I was feeling pretty run down at the end of June. I think I wore myself out a little bit. DUMP 2, then Under Construction, then DUMP 3 (which I missed), and all the while fretting over Under Construction.

I took this past SGDQ week “off” and spent it mostly doodling. I’m a bit better now! I’m a post behind for June, a third of the way into July; don’t worry, I’ll catch up.

July doesn’t have a theme. I’ve got some stuff to do, and I’ll do it.

  • art: The 30-minute daily Pokémon continue, though not quite so “daily” for a bit there. I also made a quick birthday gift for a friend, spent a preposterous amount of time painting a hypothetical evolution, and drew an Extyrannomon for Extyrannomon. Plus a lot of doodling.

    Oh, and I put together an art more good chart for the first half of this year.

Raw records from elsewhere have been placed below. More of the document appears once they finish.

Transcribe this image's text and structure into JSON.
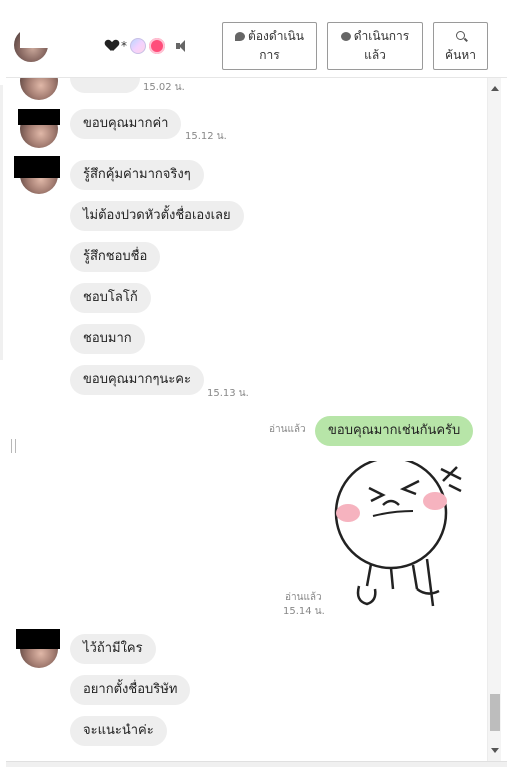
{
  "header": {
    "contact_name_star": "*",
    "buttons": {
      "todo_label": "ต้องดำเนินการ",
      "done_label": "ดำเนินการแล้ว",
      "search_label": "ค้นหา"
    }
  },
  "messages": {
    "top_time": "15.02 น.",
    "m1": {
      "text": "ขอบคุณมากค่า",
      "time": "15.12 น."
    },
    "group2": [
      {
        "text": "รู้สึกคุ้มค่ามากจริงๆ"
      },
      {
        "text": "ไม่ต้องปวดหัวตั้งชื่อเองเลย"
      },
      {
        "text": "รู้สึกชอบชื่อ"
      },
      {
        "text": "ชอบโลโก้"
      },
      {
        "text": "ชอบมาก"
      },
      {
        "text": "ขอบคุณมากๆนะคะ"
      }
    ],
    "group2_time": "15.13 น.",
    "out1": {
      "text": "ขอบคุณมากเช่นกันครับ",
      "read": "อ่านแล้ว"
    },
    "sticker_read": "อ่านแล้ว",
    "sticker_time": "15.14 น.",
    "group3": [
      {
        "text": "ไว้ถ้ามีใคร"
      },
      {
        "text": "อยากตั้งชื่อบริษัท"
      },
      {
        "text": "จะแนะนำค่ะ"
      }
    ]
  },
  "colors": {
    "incoming_bubble": "#eeeeee",
    "outgoing_bubble": "#b7e5a8"
  }
}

  • zdoom: My experiment with embedding Lua is a little cleaner — you can now embed a Lua script in a map and call it from a linedef (switch, etc.), making it slightly more of a real proof-of-concept. I also did some research into how to serialize the entire state of the interpreter, for the sake of quicksaves.

  • gamedev: I did a little more work on rainblob, the tiny PICO-8 platformer I started a month or so ago. It now supports multiple “rooms” and has a couple simple intro puzzles. I also wrote about 20% of a Tetris clone using pentominoes while watching SGDQ’s Tetris runs.

  • veekun: I gathered all of Bulbapedia’s Sugimori art to replace the rather low-res and incomplete collection veekun has at the moment. Not up yet, though. I looked into the current state of extracting skeletal animations, yet again, and did not find any traces of success. Alas.

Back to work this week, then!